Element data from apps and pages
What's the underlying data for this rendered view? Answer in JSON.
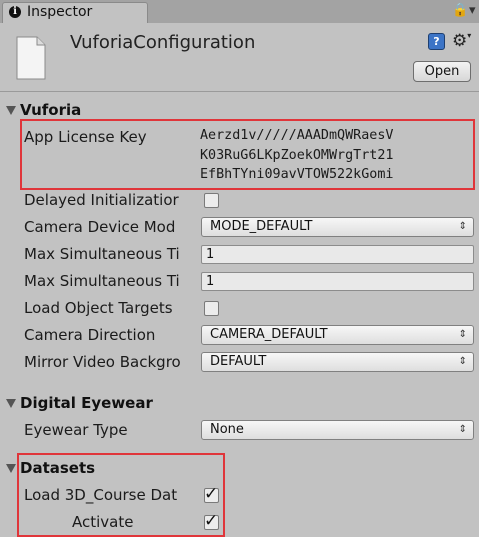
{
  "tab": {
    "label": "Inspector",
    "icon": "info-icon"
  },
  "toolbar": {
    "lock_icon": "lock-icon",
    "menu_icon": "tab-menu-icon"
  },
  "header": {
    "object_name": "VuforiaConfiguration",
    "open_label": "Open",
    "file_icon": "file-icon",
    "help_icon": "help-icon",
    "settings_icon": "gear-icon"
  },
  "vuforia": {
    "title": "Vuforia",
    "license_label": "App License Key",
    "license_lines": [
      "Aerzd1v/////AAADmQWRaesV",
      "K03RuG6LKpZoekOMWrgTrt21",
      "EfBhTYni09avVTOW522kGomi"
    ],
    "delayed_init_label": "Delayed Initializatior",
    "delayed_init_checked": false,
    "camera_mode_label": "Camera Device Mod",
    "camera_mode_value": "MODE_DEFAULT",
    "max_targets_label": "Max Simultaneous Ti",
    "max_targets_value": "1",
    "max_objects_label": "Max Simultaneous Ti",
    "max_objects_value": "1",
    "load_objects_label": "Load Object Targets",
    "load_objects_checked": false,
    "camera_direction_label": "Camera Direction",
    "camera_direction_value": "CAMERA_DEFAULT",
    "mirror_label": "Mirror Video Backgro",
    "mirror_value": "DEFAULT"
  },
  "digital_eyewear": {
    "title": "Digital Eyewear",
    "eyewear_type_label": "Eyewear Type",
    "eyewear_type_value": "None"
  },
  "datasets": {
    "title": "Datasets",
    "load_label": "Load 3D_Course Dat",
    "load_checked": true,
    "activate_label": "Activate",
    "activate_checked": true
  },
  "colors": {
    "highlight": "#e0353a",
    "panel": "#c2c2c2",
    "tab_bar": "#a3a3a3"
  }
}
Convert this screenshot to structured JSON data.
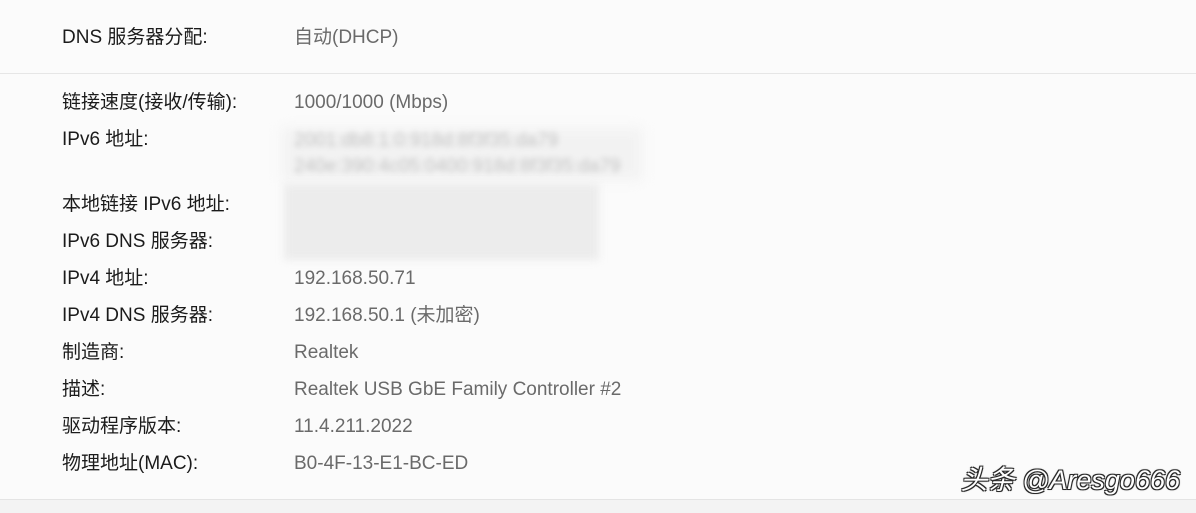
{
  "dns_assignment": {
    "label": "DNS 服务器分配:",
    "value": "自动(DHCP)"
  },
  "properties": [
    {
      "label": "链接速度(接收/传输):",
      "value": "1000/1000 (Mbps)"
    },
    {
      "label": "IPv6 地址:",
      "value_line1": "2001:db8:1:0:918d:8f3f35:da79",
      "value_line2": "240e:390:4c05:0400:918d:8f3f35:da79"
    },
    {
      "label": "本地链接 IPv6 地址:",
      "value": ""
    },
    {
      "label": "IPv6 DNS 服务器:",
      "value": ""
    },
    {
      "label": "IPv4 地址:",
      "value": "192.168.50.71"
    },
    {
      "label": "IPv4 DNS 服务器:",
      "value": "192.168.50.1 (未加密)"
    },
    {
      "label": "制造商:",
      "value": "Realtek"
    },
    {
      "label": "描述:",
      "value": "Realtek USB GbE Family Controller #2"
    },
    {
      "label": "驱动程序版本:",
      "value": "11.4.211.2022"
    },
    {
      "label": "物理地址(MAC):",
      "value": "B0-4F-13-E1-BC-ED"
    }
  ],
  "watermark": "头条 @Aresgo666"
}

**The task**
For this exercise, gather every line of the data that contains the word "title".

**The answer**
    "title": "Vuforia",
    "title": "Digital Eyewear",
    "title": "Datasets",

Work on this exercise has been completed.